The Maricopa County Board of Supervisors is spending $347 million to construct what they refer to as a “state of the art” brand-new court tower. Yet, many taxpayers are unaware of the details behind this project and the reason why this project continues may be found in the money.
Maricopa County is facing a $138.2 million budget shortfall. In response, numerous county employees have been laid off in recent months, including 40 Superior Court employees that would staff some of these offices to be featured in the court tower. Also, county law enforcement has been cut by 15% and Sheriff Arpaio is having difficulty finding sufficient deputies to transport inmates to and from court. All in all, we are talking about budget shortfalls and staff reduction, yet it appears that the Maricopa County Supervisors have their minds set on this budget breaking project.
The court tower, to be constructed of marble, travertine, porcelain and wood floors, is the most expensive venture the county has ever undertaken. As if the overindulgence and sheer nonsensical relocation of all court business in Maricopa County weren’t enough to question, the timing for this massive construction project is extraordinarily misguided at best considering the current recession and projected economic forecast.
In the past, satellite courthouses were gradually built up around the Valley to accommodate the growing population, as is being done in other counties around the nation. Superior Court Presiding Judge Barbara Mundell told the Supervisors at a public meeting on October 4, 2006, that co-location of the regional court facilities has “helped tremendously,” “made economic sense,” and provided “improved customer service.” Maricopa County is the second fastest growing large county in the nation. Bringing those satellite court locations back downtown into one consolidated building only increases the cost to taxpayers due to the time increase for law enforcement and the greater usage of fuel by their transport vehicles to drive further into the city. Just for a reference, the Mesa courthouse location is 19 miles away from downtown.
Since this projected plan was in the works, the Maricopa County Supervisors were told several times during public meetings by their budget analysts last year that they could back off on building such an expensive building.
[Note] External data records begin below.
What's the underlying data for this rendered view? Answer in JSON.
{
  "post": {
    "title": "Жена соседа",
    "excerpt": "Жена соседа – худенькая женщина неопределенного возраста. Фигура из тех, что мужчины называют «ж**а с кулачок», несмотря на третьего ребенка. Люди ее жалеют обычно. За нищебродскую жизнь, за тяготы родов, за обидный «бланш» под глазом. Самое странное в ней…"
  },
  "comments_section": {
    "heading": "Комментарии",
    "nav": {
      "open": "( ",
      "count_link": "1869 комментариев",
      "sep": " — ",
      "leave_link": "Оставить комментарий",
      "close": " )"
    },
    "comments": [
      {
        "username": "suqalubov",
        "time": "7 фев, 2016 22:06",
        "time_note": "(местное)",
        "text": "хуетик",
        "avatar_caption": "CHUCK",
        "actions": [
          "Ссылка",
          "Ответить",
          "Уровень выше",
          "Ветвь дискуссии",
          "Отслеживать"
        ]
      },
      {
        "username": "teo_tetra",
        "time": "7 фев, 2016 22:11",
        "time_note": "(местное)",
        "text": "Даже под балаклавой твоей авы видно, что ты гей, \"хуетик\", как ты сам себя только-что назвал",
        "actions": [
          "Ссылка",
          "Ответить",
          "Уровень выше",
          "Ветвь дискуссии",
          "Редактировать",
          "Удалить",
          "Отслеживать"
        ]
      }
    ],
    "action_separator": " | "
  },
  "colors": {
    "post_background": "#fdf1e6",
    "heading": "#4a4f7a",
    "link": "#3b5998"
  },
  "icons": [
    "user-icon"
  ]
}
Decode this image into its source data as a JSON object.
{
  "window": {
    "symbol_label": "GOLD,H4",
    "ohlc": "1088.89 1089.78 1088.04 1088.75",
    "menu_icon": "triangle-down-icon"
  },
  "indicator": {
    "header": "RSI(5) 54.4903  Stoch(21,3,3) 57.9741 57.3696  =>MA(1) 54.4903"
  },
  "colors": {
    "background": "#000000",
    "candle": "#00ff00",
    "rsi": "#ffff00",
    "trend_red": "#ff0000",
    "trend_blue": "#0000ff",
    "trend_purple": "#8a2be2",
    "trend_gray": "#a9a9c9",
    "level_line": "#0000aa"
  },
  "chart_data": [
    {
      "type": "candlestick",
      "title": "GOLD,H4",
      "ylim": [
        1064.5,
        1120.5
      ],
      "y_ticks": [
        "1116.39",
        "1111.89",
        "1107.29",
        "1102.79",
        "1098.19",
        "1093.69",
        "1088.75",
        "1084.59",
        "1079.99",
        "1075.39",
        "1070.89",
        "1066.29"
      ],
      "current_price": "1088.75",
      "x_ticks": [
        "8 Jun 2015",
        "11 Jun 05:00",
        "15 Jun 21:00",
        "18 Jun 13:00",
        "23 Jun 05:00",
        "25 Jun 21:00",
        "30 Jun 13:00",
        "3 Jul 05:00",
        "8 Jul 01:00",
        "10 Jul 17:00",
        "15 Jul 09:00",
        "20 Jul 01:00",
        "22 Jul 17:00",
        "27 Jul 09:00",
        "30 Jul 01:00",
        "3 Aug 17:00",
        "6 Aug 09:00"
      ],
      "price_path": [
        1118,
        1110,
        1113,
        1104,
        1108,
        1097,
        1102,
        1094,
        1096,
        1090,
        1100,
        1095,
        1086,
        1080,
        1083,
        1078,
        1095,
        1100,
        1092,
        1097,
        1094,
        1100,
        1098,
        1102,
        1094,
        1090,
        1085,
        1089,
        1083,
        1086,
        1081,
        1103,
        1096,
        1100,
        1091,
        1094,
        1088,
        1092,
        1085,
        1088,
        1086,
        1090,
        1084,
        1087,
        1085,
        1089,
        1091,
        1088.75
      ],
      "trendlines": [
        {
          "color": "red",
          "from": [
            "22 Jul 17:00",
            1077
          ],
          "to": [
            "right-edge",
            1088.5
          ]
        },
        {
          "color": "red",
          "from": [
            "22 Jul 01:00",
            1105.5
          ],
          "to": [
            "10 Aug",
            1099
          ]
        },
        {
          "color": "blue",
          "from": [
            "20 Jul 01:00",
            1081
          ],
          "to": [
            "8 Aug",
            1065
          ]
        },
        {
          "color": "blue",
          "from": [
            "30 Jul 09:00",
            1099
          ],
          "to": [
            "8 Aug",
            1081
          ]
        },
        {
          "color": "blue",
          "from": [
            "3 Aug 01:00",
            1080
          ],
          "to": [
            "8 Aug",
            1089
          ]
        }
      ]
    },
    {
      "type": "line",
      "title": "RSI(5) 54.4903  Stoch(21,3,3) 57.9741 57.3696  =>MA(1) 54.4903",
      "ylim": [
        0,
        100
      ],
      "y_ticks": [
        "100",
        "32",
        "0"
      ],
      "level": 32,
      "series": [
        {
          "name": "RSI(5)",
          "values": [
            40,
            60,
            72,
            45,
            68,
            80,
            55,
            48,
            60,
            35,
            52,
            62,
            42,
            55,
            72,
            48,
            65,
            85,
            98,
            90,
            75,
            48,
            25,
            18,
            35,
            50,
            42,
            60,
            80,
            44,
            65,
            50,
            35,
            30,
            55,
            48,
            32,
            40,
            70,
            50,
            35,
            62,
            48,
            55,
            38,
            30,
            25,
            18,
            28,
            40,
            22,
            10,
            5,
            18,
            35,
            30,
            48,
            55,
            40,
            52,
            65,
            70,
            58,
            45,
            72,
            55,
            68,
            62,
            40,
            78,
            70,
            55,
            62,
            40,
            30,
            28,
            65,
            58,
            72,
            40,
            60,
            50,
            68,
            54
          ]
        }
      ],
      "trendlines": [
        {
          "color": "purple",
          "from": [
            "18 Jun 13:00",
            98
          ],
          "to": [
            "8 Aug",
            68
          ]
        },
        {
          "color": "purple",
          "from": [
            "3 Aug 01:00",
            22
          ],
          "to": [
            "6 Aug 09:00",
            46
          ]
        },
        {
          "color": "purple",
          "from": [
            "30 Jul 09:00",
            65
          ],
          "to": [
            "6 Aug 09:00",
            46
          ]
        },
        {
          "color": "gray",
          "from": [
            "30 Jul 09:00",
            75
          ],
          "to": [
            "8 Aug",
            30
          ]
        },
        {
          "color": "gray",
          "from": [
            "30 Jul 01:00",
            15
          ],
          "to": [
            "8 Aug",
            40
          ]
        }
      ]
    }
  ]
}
The reason given by their analysts was simple… it’s that the tax revenues aren’t coming in as high as we expected or hoped. Yet, the Maricopa County Supervisors have ignored this advice and refused to budge on the centralization of the county courts or its extravagance. The Board of Supervisors also discovered recently that even with cutting all other areas of county government, they still don’t have enough cash for the project. Now, why are they digging in their heels on this project?
There may be a reason for their obstinacy. We discovered some very interesting data when we looked into the campaign finance reports of the Maricopa County Supervisors. The contractors who won the bids for the court tower project have ties to the County Supervisors. The owner of Goodman Schwartz, the consulting firm which represents DMJM, the interior design company for the court tower, contributed $150 to Supervisor Don Stapley last year. A Project Manager at HDR Inc., the architectural, engineering and consulting firm for the court tower, contributed $50 to Supervisor Wilson last year. A law partner of Tom Irvine, who has been paid over $800,000 over the past three years for legal help with the tower, contributed $390 to Supervisor Mary Rose Wilcox last year. This makes this construction project all the more interesting considering the political contributions and does force us to beg the question if there is an appearance of impropriety going on here.
However, the cause is not lost. The Maricopa County Supervisors will meet on July 22, 2009 at 9am at the Supervisors Auditorium at 205 W. Jefferson, Phoenix, AZ, (details here)to vote on changing the funding to bonding – a move that will cost taxpayers even more money by spreading it out over the years. We strongly encourage you to attend this meeting and demand that the Supervisors halt this unaffordable patronage and stick to improving our existing courthouses.
If you are unable to attend, please contact the Maricopa County Supervisors today and tell them that you want this project to stop immediately.